Start of The records

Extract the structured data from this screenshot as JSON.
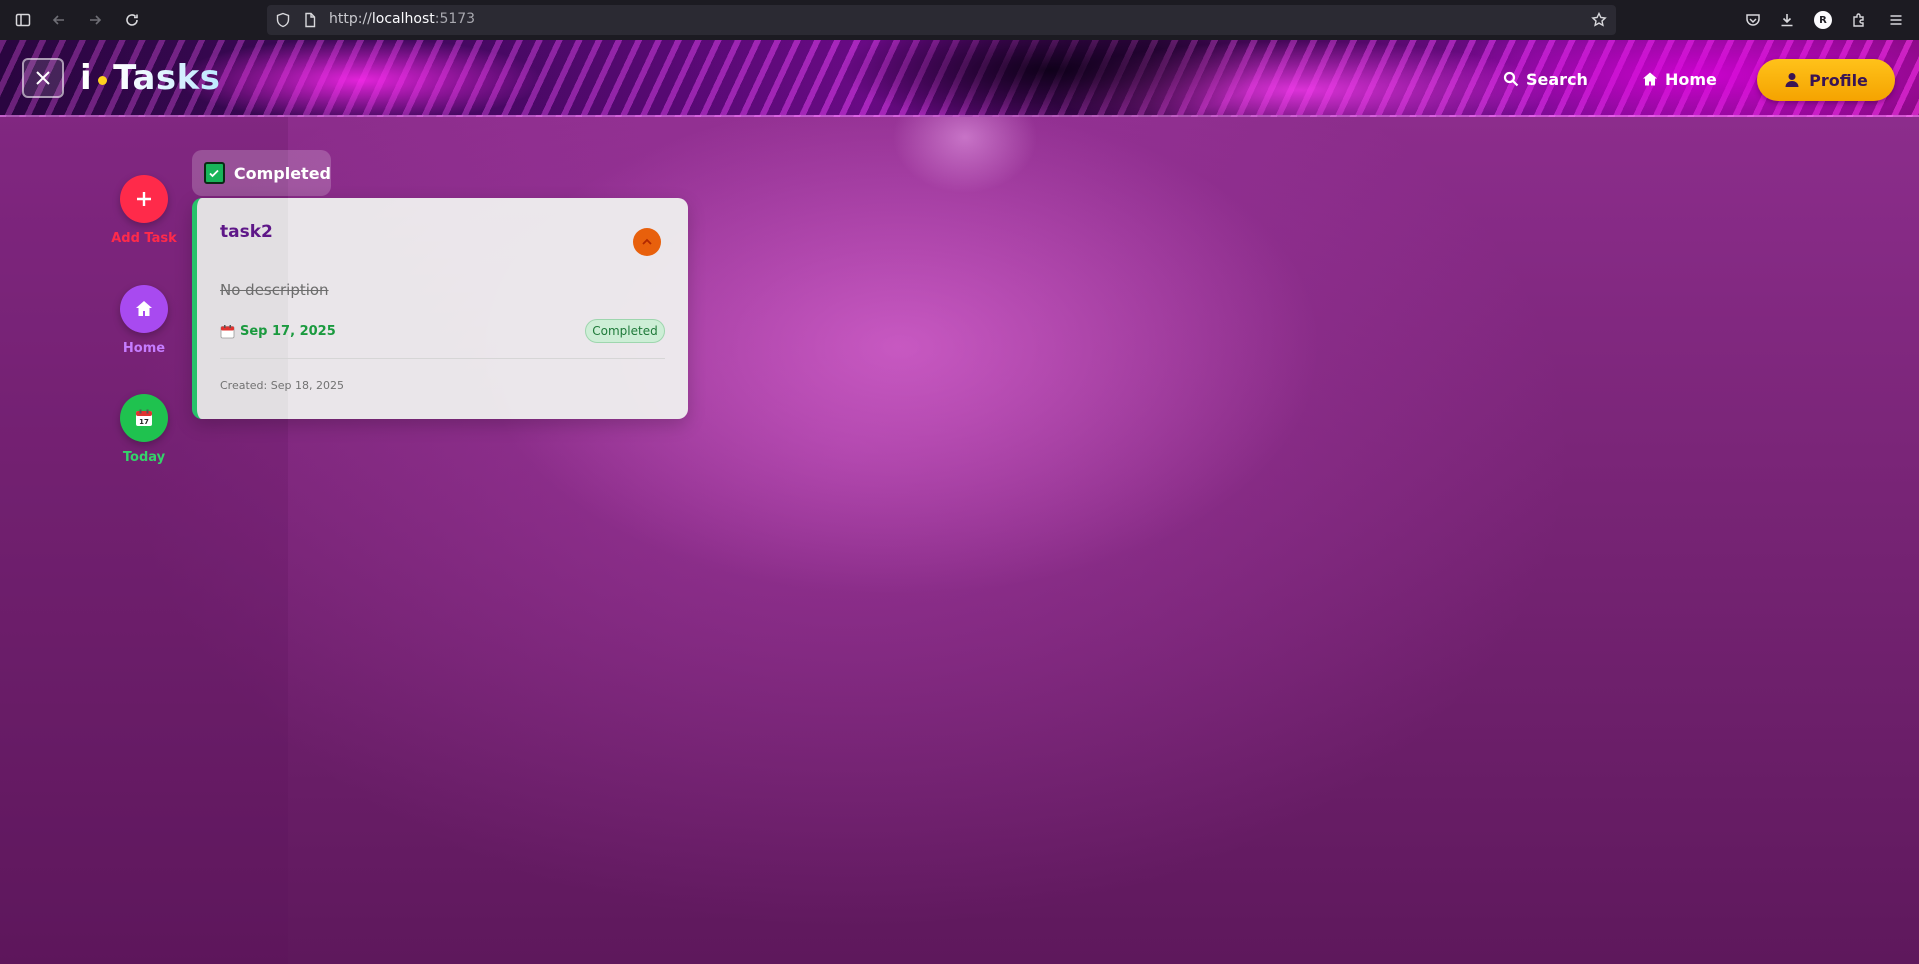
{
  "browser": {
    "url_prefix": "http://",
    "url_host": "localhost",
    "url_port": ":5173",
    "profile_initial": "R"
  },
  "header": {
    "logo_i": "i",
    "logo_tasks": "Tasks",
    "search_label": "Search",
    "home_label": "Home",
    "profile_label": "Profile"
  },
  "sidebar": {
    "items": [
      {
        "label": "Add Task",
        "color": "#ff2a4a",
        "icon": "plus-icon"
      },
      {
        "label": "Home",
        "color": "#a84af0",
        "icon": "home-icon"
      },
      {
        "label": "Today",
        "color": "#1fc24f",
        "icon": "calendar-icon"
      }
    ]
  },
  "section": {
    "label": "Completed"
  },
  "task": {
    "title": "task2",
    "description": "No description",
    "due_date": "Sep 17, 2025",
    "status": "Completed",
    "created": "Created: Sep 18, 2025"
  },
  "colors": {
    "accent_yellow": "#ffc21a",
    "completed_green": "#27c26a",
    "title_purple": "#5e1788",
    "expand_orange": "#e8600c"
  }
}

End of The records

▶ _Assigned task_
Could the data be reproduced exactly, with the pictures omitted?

▶ _Exercise result_
Extract the structured data from this screenshot as JSON.
{
  "browser": {
    "url_prefix": "http://",
    "url_host": "localhost",
    "url_port": ":5173",
    "profile_initial": "R"
  },
  "header": {
    "logo_i": "i",
    "logo_tasks": "Tasks",
    "search_label": "Search",
    "home_label": "Home",
    "profile_label": "Profile"
  },
  "sidebar": {
    "items": [
      {
        "label": "Add Task",
        "color": "#ff2a4a",
        "icon": "plus-icon"
      },
      {
        "label": "Home",
        "color": "#a84af0",
        "icon": "home-icon"
      },
      {
        "label": "Today",
        "color": "#1fc24f",
        "icon": "calendar-icon"
      }
    ]
  },
  "section": {
    "label": "Completed"
  },
  "task": {
    "title": "task2",
    "description": "No description",
    "due_date": "Sep 17, 2025",
    "status": "Completed",
    "created": "Created: Sep 18, 2025"
  },
  "colors": {
    "accent_yellow": "#ffc21a",
    "completed_green": "#27c26a",
    "title_purple": "#5e1788",
    "expand_orange": "#e8600c"
  }
}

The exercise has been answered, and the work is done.